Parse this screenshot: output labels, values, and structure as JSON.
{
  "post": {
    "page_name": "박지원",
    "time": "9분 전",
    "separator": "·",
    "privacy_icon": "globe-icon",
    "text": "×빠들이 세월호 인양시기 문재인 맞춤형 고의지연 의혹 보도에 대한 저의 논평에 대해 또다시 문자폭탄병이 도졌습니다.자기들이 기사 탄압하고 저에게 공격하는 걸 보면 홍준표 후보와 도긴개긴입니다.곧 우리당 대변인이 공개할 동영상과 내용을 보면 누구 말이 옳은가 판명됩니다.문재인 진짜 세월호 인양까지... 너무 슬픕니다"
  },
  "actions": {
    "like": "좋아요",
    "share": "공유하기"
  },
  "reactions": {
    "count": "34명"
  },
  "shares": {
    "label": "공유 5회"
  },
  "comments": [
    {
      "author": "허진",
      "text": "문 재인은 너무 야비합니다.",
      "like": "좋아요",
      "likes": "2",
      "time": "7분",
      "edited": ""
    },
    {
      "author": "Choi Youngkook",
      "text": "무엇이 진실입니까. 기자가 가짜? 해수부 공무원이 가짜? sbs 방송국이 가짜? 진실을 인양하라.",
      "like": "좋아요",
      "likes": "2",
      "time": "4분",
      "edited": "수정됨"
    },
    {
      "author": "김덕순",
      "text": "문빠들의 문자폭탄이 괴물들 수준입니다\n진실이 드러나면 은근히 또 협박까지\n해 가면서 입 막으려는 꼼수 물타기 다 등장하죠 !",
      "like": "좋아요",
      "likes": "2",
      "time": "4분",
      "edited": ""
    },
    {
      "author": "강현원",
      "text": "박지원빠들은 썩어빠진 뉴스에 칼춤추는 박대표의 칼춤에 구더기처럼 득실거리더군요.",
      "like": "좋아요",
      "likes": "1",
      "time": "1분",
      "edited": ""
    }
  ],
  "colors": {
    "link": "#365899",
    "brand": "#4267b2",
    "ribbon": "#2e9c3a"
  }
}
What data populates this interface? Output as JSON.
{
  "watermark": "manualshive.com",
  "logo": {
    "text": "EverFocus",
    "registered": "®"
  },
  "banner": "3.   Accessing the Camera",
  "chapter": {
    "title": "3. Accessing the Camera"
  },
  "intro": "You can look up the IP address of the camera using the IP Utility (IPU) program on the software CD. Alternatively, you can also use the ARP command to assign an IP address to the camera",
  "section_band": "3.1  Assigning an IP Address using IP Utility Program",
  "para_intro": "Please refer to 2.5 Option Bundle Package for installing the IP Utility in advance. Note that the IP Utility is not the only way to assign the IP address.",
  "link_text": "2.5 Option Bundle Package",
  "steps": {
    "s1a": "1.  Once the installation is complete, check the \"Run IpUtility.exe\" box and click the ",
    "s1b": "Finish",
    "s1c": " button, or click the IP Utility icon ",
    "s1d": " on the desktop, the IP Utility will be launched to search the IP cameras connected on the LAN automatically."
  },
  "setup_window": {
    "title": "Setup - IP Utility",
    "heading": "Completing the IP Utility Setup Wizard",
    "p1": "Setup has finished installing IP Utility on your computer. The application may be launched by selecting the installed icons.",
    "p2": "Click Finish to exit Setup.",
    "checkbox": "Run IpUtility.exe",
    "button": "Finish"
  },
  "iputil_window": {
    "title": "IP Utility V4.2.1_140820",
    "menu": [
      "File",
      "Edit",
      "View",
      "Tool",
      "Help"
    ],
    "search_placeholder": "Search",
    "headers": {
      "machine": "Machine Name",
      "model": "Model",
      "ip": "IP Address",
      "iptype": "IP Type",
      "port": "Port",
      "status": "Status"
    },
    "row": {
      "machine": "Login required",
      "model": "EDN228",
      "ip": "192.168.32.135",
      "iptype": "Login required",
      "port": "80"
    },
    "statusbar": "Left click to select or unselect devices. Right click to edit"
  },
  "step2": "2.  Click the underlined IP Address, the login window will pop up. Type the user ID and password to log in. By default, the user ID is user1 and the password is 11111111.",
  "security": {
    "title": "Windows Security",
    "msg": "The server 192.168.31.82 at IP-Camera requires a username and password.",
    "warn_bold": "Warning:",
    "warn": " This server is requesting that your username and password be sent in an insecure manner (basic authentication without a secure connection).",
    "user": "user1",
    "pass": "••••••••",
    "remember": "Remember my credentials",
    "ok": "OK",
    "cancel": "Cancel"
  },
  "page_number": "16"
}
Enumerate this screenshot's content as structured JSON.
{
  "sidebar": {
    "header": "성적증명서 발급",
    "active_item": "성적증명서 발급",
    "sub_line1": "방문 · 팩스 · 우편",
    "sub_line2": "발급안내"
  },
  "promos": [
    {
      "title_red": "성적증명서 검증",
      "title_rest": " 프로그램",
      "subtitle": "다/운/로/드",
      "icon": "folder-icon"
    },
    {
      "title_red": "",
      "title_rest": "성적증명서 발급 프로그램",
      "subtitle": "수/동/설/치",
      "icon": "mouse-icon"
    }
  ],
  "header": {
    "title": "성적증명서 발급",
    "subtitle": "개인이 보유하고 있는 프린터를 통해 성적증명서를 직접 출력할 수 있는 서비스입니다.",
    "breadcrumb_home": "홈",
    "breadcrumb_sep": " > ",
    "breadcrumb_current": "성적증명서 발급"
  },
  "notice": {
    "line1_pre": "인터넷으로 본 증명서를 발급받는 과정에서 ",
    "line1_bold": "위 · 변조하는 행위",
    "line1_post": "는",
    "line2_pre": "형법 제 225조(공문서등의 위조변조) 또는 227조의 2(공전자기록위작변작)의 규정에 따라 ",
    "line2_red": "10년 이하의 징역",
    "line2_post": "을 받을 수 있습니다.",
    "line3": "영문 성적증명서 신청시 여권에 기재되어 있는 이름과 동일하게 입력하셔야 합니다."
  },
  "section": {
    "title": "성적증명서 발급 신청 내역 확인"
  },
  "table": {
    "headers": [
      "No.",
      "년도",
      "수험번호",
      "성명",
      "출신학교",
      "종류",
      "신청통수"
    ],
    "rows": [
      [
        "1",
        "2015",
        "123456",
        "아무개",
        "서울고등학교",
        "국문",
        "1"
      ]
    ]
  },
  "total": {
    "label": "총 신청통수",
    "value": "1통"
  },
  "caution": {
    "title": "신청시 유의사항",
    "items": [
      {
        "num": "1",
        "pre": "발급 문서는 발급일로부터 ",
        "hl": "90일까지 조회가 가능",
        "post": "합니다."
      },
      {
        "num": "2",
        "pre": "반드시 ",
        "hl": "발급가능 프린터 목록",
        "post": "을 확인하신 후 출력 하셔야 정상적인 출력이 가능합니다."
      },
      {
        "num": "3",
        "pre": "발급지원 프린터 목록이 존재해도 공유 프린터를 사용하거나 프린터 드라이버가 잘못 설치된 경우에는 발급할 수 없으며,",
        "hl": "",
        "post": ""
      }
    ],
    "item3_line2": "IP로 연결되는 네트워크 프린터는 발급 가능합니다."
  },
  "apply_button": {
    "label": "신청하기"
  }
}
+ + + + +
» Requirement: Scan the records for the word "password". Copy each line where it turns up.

» Answer space:
  "step2": "2.  Click the underlined IP Address, the login window will pop up. Type the user ID and password to log in. By default, the user ID is user1 and the password is 11111111.",
    "msg": "The server 192.168.31.82 at IP-Camera requires a username and password.",
    "warn": " This server is requesting that your username and password be sent in an insecure manner (basic authentication without a secure connection).",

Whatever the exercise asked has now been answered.